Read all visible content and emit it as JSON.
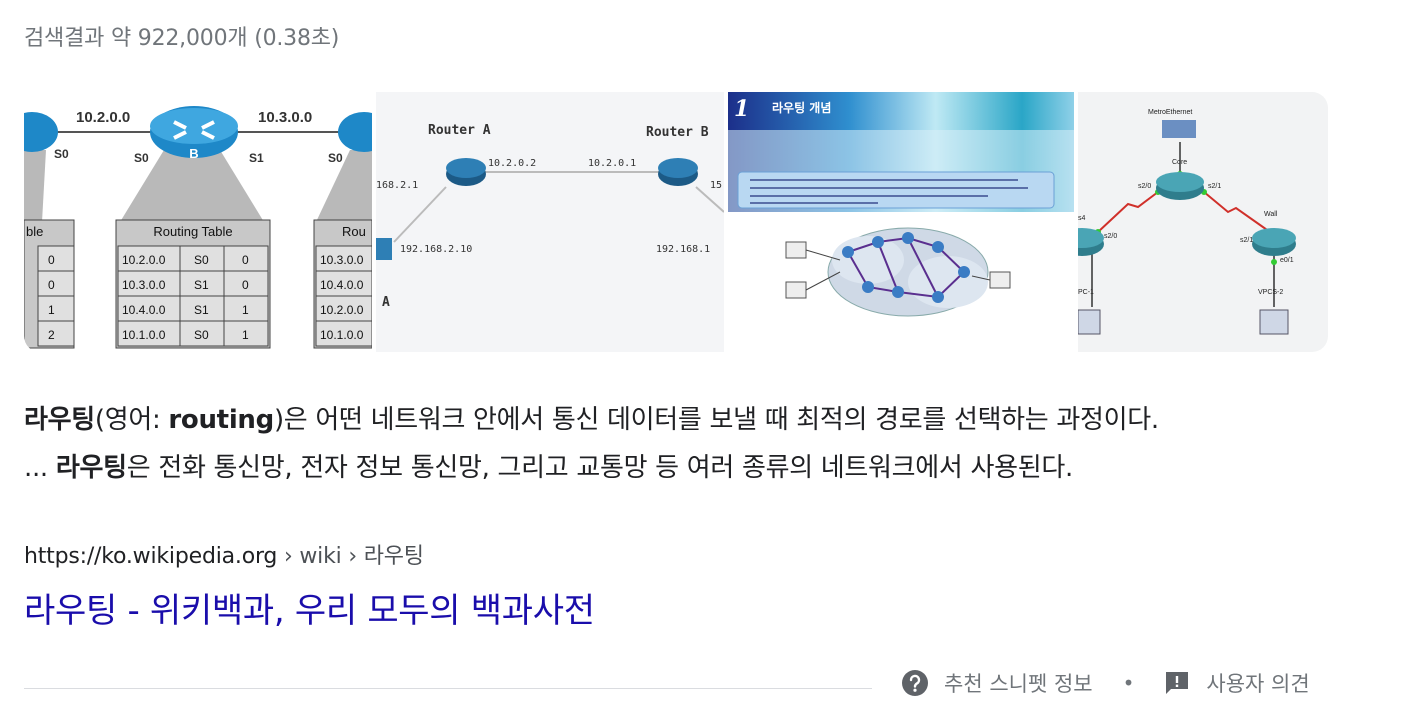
{
  "result_stats": "검색결과 약 922,000개 (0.38초)",
  "images": [
    {
      "alt": "router routing tables",
      "labels": {
        "net_left": "10.2.0.0",
        "net_right": "10.3.0.0",
        "if_s0_a": "S0",
        "if_s0_b": "S0",
        "if_s1": "S1",
        "if_s0_c": "S0",
        "router_b": "B",
        "table_left_head": "ble",
        "table_center_head": "Routing Table",
        "table_right_head": "Rou"
      },
      "left_table": [
        "0",
        "0",
        "1",
        "2"
      ],
      "center_table": [
        [
          "10.2.0.0",
          "S0",
          "0"
        ],
        [
          "10.3.0.0",
          "S1",
          "0"
        ],
        [
          "10.4.0.0",
          "S1",
          "1"
        ],
        [
          "10.1.0.0",
          "S0",
          "1"
        ]
      ],
      "right_table": [
        "10.3.0.0",
        "10.4.0.0",
        "10.2.0.0",
        "10.1.0.0"
      ]
    },
    {
      "alt": "router A and router B diagram",
      "labels": {
        "router_a": "Router A",
        "router_b": "Router B",
        "ip_a_right": "10.2.0.2",
        "ip_b_left": "10.2.0.1",
        "ip_a_left": "168.2.1",
        "ip_b_right": "15",
        "host_a": "192.168.2.10",
        "host_b": "192.168.1",
        "pc_label": "A"
      }
    },
    {
      "alt": "라우팅 개념 slide",
      "labels": {
        "slide_num": "1",
        "slide_title": "라우팅 개념"
      }
    },
    {
      "alt": "network topology with MetroEthernet",
      "labels": {
        "metro": "MetroEthernet",
        "core": "Core",
        "core_left_if": "s2/0",
        "core_right_if": "s2/1",
        "west_if": "s2/0",
        "wall": "Wall",
        "wall_if": "s2/1",
        "wall_down": "e0/1",
        "left_partial": "s4",
        "vpc_left": "PC-1",
        "vpc_right": "VPCS-2"
      }
    }
  ],
  "snippet": {
    "line1_bold1": "라우팅",
    "line1_text1": "(영어: ",
    "line1_bold2": "routing",
    "line1_text2": ")은 어떤 네트워크 안에서 통신 데이터를 보낼 때 최적의 경로를 선택하는 과정이다.",
    "line2_prefix": "... ",
    "line2_bold": "라우팅",
    "line2_text": "은 전화 통신망, 전자 정보 통신망, 그리고 교통망 등 여러 종류의 네트워크에서 사용된다."
  },
  "cite": {
    "domain": "https://ko.wikipedia.org",
    "path": " › wiki › 라우팅"
  },
  "result_title": "라우팅 - 위키백과, 우리 모두의 백과사전",
  "footer": {
    "about_label": "추천 스니펫 정보",
    "separator": "•",
    "feedback_label": "사용자 의견"
  }
}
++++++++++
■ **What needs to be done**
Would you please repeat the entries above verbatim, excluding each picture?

■ **The completed task**
Read all visible content and emit it as JSON.
{
  "result_stats": "검색결과 약 922,000개 (0.38초)",
  "images": [
    {
      "alt": "router routing tables",
      "labels": {
        "net_left": "10.2.0.0",
        "net_right": "10.3.0.0",
        "if_s0_a": "S0",
        "if_s0_b": "S0",
        "if_s1": "S1",
        "if_s0_c": "S0",
        "router_b": "B",
        "table_left_head": "ble",
        "table_center_head": "Routing Table",
        "table_right_head": "Rou"
      },
      "left_table": [
        "0",
        "0",
        "1",
        "2"
      ],
      "center_table": [
        [
          "10.2.0.0",
          "S0",
          "0"
        ],
        [
          "10.3.0.0",
          "S1",
          "0"
        ],
        [
          "10.4.0.0",
          "S1",
          "1"
        ],
        [
          "10.1.0.0",
          "S0",
          "1"
        ]
      ],
      "right_table": [
        "10.3.0.0",
        "10.4.0.0",
        "10.2.0.0",
        "10.1.0.0"
      ]
    },
    {
      "alt": "router A and router B diagram",
      "labels": {
        "router_a": "Router A",
        "router_b": "Router B",
        "ip_a_right": "10.2.0.2",
        "ip_b_left": "10.2.0.1",
        "ip_a_left": "168.2.1",
        "ip_b_right": "15",
        "host_a": "192.168.2.10",
        "host_b": "192.168.1",
        "pc_label": "A"
      }
    },
    {
      "alt": "라우팅 개념 slide",
      "labels": {
        "slide_num": "1",
        "slide_title": "라우팅 개념"
      }
    },
    {
      "alt": "network topology with MetroEthernet",
      "labels": {
        "metro": "MetroEthernet",
        "core": "Core",
        "core_left_if": "s2/0",
        "core_right_if": "s2/1",
        "west_if": "s2/0",
        "wall": "Wall",
        "wall_if": "s2/1",
        "wall_down": "e0/1",
        "left_partial": "s4",
        "vpc_left": "PC-1",
        "vpc_right": "VPCS-2"
      }
    }
  ],
  "snippet": {
    "line1_bold1": "라우팅",
    "line1_text1": "(영어: ",
    "line1_bold2": "routing",
    "line1_text2": ")은 어떤 네트워크 안에서 통신 데이터를 보낼 때 최적의 경로를 선택하는 과정이다.",
    "line2_prefix": "... ",
    "line2_bold": "라우팅",
    "line2_text": "은 전화 통신망, 전자 정보 통신망, 그리고 교통망 등 여러 종류의 네트워크에서 사용된다."
  },
  "cite": {
    "domain": "https://ko.wikipedia.org",
    "path": " › wiki › 라우팅"
  },
  "result_title": "라우팅 - 위키백과, 우리 모두의 백과사전",
  "footer": {
    "about_label": "추천 스니펫 정보",
    "separator": "•",
    "feedback_label": "사용자 의견"
  }
}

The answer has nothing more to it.